→ **EXERCISE INPUT**
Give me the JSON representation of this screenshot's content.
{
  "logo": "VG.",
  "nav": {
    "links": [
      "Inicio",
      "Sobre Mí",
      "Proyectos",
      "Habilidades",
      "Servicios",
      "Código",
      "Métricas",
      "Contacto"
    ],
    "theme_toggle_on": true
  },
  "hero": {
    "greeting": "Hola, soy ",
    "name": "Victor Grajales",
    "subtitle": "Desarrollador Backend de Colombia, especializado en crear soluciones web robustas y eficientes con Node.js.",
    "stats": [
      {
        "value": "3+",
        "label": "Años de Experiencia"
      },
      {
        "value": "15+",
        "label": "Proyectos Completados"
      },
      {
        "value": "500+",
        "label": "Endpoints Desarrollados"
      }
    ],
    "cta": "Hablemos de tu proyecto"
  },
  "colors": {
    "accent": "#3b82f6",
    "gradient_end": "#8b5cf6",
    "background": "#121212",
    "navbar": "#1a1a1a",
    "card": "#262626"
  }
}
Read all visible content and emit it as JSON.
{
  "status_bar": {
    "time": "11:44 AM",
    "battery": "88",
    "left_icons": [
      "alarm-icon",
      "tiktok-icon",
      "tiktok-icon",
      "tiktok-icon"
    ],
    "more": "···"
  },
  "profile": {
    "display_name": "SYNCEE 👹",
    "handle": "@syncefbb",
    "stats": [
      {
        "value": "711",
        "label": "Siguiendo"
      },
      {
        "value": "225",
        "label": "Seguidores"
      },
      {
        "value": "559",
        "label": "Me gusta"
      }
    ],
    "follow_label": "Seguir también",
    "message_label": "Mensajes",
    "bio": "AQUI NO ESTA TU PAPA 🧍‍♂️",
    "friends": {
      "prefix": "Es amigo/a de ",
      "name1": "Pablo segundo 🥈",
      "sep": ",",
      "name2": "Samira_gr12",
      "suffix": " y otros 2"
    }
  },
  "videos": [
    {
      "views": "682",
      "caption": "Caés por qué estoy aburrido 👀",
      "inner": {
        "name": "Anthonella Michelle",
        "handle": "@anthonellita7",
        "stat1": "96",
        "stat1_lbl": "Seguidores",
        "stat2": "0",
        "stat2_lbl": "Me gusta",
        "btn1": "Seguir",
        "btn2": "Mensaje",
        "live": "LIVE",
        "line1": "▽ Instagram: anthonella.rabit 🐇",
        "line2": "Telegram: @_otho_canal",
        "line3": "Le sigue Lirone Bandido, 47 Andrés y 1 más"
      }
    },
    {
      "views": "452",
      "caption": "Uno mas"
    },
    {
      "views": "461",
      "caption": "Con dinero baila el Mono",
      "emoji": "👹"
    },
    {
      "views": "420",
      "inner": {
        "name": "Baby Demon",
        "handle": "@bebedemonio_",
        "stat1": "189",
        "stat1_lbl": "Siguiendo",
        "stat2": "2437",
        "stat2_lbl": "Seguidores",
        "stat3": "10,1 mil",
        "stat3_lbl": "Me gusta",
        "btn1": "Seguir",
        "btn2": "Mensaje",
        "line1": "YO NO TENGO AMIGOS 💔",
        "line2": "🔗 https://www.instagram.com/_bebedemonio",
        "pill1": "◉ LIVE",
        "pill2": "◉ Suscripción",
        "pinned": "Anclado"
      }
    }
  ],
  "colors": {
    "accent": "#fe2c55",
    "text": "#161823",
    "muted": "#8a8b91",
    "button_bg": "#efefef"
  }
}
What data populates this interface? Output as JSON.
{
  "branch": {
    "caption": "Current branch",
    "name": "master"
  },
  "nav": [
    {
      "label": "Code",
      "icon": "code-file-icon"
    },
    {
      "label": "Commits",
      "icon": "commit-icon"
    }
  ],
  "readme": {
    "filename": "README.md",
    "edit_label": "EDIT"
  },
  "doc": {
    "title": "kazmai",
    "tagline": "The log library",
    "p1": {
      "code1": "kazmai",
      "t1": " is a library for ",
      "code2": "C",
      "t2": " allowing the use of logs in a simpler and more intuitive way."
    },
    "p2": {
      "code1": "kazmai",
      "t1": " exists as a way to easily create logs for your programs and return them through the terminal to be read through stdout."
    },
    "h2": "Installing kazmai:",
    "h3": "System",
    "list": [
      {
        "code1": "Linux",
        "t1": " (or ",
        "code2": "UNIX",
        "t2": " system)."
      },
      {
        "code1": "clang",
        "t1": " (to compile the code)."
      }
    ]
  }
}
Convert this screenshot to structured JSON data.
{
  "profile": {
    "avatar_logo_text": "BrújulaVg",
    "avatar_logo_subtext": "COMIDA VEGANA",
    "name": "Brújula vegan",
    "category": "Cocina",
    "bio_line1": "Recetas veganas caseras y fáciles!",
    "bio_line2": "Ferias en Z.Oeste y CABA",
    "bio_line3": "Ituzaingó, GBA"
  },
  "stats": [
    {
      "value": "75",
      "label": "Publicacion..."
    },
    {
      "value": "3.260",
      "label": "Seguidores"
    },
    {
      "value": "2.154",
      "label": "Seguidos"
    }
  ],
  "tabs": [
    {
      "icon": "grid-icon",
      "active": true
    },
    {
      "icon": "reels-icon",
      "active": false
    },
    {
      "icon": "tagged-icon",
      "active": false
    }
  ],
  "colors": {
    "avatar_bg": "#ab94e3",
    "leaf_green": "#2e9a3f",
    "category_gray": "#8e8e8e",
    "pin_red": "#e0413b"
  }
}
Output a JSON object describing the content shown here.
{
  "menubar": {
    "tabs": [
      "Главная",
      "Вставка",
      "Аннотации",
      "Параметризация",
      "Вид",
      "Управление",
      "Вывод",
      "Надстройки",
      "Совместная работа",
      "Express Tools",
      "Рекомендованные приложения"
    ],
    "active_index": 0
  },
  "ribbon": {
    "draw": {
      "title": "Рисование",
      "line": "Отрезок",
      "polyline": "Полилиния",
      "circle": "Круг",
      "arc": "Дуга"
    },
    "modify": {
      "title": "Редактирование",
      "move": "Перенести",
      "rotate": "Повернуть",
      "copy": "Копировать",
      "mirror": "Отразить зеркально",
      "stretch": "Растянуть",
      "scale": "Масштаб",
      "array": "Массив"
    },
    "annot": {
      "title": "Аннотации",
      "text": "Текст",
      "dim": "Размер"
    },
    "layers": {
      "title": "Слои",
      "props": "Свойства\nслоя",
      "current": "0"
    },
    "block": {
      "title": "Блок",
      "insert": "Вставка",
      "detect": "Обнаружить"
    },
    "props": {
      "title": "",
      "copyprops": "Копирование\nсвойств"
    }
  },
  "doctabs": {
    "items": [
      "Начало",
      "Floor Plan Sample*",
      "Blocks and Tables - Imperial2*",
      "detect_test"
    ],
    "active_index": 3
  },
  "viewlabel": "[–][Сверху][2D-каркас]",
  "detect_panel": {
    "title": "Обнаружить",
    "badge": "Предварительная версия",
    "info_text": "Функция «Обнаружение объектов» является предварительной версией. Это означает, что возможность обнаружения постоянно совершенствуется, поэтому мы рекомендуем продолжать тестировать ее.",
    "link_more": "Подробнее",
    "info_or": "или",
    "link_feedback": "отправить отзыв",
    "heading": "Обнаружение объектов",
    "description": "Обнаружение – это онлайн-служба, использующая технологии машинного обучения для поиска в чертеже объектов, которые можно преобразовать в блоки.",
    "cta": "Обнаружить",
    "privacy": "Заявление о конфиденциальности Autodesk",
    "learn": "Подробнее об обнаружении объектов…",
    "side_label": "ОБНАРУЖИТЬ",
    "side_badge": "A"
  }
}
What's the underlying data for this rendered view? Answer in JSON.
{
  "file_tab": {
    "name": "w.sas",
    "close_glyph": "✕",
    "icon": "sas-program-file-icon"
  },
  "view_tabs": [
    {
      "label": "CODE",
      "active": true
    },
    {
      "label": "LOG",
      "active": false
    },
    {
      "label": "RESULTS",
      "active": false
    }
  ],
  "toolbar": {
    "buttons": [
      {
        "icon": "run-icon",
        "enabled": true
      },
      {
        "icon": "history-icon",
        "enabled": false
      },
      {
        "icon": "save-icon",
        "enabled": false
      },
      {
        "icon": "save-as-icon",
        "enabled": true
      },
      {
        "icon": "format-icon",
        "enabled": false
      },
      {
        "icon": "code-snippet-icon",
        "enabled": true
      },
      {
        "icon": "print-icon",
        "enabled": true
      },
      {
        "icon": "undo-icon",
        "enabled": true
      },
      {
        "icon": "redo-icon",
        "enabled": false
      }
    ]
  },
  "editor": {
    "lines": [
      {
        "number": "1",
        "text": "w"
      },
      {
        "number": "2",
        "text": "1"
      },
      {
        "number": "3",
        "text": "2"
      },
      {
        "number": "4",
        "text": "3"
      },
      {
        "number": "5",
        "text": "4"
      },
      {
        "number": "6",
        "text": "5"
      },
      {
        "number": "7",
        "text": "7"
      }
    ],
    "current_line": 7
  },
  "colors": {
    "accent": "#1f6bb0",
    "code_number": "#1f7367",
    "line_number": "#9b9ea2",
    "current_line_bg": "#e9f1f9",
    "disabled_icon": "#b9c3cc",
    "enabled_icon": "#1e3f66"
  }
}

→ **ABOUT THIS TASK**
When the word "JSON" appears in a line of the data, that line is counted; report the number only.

→ **ANSWER**
6